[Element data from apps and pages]

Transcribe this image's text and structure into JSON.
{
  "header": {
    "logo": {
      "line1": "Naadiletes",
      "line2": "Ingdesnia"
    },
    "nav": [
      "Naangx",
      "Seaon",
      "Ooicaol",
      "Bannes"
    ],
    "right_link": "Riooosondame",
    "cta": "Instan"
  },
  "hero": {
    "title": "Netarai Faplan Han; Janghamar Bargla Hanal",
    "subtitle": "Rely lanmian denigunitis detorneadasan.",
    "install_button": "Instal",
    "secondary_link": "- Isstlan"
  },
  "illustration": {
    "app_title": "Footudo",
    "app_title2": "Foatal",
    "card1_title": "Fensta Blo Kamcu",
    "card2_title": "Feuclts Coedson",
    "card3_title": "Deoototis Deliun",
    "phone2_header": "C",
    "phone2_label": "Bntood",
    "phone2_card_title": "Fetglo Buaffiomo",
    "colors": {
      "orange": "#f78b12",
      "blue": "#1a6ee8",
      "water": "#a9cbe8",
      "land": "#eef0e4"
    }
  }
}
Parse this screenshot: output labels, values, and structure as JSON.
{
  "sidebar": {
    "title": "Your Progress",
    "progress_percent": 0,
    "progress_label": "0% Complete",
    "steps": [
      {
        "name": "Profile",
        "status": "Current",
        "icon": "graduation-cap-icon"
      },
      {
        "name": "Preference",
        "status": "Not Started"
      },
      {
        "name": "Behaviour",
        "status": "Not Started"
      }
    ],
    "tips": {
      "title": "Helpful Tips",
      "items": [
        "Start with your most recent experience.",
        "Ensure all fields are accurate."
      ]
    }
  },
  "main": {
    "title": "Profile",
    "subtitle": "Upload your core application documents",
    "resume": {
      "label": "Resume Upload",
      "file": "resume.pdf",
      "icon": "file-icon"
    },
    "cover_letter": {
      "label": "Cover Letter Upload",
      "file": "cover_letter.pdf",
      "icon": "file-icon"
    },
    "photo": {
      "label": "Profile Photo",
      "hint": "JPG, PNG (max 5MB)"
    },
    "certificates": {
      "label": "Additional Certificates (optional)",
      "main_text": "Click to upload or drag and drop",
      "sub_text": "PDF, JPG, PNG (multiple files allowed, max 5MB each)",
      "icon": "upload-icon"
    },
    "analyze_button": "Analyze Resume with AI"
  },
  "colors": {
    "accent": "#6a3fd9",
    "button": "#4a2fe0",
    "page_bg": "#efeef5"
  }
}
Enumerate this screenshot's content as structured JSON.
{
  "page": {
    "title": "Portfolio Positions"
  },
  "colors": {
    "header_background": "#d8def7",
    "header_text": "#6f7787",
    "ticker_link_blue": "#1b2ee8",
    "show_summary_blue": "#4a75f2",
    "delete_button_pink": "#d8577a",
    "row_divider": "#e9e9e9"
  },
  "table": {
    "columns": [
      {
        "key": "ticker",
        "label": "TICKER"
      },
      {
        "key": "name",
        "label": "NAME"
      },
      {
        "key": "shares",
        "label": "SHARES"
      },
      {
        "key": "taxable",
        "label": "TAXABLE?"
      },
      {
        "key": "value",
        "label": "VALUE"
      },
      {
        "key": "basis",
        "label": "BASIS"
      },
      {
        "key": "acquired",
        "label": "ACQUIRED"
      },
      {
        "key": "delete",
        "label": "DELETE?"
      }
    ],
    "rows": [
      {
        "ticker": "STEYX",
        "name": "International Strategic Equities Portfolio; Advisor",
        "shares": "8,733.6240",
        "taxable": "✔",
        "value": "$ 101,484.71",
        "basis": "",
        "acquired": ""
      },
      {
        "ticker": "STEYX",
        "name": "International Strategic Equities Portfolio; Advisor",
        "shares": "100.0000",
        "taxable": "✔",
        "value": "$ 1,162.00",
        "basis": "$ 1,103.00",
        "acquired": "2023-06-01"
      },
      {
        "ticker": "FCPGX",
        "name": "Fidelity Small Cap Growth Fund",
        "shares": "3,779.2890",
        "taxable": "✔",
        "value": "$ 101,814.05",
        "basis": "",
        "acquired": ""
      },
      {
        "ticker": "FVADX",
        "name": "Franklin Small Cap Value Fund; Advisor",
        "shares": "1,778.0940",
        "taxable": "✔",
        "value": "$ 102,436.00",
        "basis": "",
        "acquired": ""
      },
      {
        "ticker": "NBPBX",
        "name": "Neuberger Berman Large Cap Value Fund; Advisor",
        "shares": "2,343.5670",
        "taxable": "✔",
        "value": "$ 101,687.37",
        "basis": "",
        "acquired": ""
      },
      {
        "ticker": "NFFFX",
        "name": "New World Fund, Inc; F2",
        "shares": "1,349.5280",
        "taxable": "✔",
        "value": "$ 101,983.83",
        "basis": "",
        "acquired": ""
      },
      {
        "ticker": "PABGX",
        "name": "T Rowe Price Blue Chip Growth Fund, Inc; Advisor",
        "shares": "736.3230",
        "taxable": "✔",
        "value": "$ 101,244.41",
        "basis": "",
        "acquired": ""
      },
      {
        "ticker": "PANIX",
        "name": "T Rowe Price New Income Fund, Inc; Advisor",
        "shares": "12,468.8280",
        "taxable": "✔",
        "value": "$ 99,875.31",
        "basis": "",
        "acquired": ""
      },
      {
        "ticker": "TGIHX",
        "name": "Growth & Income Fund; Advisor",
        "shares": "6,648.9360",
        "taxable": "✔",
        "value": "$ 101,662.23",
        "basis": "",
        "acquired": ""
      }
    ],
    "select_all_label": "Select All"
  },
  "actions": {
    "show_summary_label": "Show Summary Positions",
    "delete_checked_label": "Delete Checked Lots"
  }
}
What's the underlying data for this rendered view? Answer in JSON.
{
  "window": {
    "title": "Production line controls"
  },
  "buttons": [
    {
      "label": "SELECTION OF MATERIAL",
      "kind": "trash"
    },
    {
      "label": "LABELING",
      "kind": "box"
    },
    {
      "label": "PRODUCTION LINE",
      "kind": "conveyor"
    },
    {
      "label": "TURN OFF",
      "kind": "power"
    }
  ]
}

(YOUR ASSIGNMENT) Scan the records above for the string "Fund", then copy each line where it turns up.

(WRITTEN RESPONSE)
        "name": "Fidelity Small Cap Growth Fund",
        "name": "Franklin Small Cap Value Fund; Advisor",
        "name": "Neuberger Berman Large Cap Value Fund; Advisor",
        "name": "New World Fund, Inc; F2",
        "name": "T Rowe Price Blue Chip Growth Fund, Inc; Advisor",
        "name": "T Rowe Price New Income Fund, Inc; Advisor",
        "name": "Growth & Income Fund; Advisor",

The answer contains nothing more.